We investigated whether children's ability to deal with referentially opaque contexts could be predicted by both metarepresentational ability (false-belief understanding) and metalinguistic awareness (the ability to compare and evaluate statements containing referring expressions). Five- to 7-year-olds completed opacity, false-belief, metalinguistic awareness, digit-span, and vocabulary measures. Hierarchical regressions indicated that even after the variability from age, vocabulary, and digit span is taken into account, metarepresentational ability and metalinguistic awareness still significantly, and independently, explain some variability in referential opacity performance. These results are taken as support for the view that both metarepresentational ability and metalinguistic awareness are necessary in order to deal with referentially opaque contexts.

dx.doi.org/10.1080/15248370903389499
Journal of Cognition and Development
Children's Representational Development Lab

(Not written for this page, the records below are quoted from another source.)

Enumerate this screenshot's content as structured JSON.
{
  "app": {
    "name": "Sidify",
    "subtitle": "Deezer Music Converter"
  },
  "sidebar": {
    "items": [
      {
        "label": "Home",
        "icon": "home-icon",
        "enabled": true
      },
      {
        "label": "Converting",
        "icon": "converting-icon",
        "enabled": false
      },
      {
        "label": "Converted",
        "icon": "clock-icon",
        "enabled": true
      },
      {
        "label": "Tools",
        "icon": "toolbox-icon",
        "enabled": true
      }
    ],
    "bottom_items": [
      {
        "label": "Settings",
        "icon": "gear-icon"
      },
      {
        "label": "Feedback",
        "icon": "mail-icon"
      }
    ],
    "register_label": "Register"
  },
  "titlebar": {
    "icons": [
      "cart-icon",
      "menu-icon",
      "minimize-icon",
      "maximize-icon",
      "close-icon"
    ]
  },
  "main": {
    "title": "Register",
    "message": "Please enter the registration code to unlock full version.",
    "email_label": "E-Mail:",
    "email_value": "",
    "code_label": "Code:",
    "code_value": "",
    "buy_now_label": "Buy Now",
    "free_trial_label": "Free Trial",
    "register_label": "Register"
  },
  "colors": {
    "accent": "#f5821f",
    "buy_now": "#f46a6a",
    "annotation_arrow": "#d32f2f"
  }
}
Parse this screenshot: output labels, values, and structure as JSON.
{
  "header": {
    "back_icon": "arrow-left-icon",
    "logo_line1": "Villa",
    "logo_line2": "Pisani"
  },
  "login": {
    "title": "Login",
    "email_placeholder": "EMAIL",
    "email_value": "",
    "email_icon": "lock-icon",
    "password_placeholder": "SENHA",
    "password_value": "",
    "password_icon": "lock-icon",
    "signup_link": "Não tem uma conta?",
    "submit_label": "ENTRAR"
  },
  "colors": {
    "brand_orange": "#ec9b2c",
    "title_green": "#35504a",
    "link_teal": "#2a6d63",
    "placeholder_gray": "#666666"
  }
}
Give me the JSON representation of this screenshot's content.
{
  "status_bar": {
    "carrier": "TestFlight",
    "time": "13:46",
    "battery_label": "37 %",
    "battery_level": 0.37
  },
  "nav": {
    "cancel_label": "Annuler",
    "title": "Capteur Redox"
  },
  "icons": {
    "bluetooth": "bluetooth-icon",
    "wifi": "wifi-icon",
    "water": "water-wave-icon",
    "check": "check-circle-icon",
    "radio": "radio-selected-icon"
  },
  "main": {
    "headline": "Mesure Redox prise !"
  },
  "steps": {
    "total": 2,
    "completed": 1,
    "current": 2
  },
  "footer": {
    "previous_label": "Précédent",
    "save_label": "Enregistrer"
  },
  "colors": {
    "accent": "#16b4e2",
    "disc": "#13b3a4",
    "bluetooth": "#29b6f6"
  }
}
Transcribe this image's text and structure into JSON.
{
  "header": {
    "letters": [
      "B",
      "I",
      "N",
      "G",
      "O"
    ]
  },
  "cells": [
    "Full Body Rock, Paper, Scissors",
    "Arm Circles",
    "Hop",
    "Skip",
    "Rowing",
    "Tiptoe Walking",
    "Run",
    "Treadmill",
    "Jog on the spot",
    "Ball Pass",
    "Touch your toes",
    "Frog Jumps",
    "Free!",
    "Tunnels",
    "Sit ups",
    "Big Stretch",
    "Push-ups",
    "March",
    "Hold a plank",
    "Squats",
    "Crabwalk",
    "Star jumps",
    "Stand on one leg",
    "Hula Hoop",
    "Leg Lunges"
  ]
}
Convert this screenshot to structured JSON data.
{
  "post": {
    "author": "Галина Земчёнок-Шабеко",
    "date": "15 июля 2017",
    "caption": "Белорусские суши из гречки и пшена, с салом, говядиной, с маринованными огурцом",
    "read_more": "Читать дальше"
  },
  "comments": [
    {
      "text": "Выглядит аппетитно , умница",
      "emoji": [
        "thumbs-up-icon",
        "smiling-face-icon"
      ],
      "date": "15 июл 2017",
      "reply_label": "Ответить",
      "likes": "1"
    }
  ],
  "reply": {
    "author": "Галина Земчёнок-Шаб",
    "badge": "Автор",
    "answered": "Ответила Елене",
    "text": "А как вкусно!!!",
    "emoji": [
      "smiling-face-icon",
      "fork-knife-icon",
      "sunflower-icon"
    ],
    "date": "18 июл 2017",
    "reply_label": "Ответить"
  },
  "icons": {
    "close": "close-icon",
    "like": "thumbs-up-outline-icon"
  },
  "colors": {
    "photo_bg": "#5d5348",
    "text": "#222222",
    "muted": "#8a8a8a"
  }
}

Kamawar, D, & Olson, D.R. (David R.). (2009). Children's understanding of referentially opaque contexts: The role of metarepresentational and metalinguistic ability. Journal of Cognition and Development, 10(4), 285–305. doi:10.1080/15248370903389499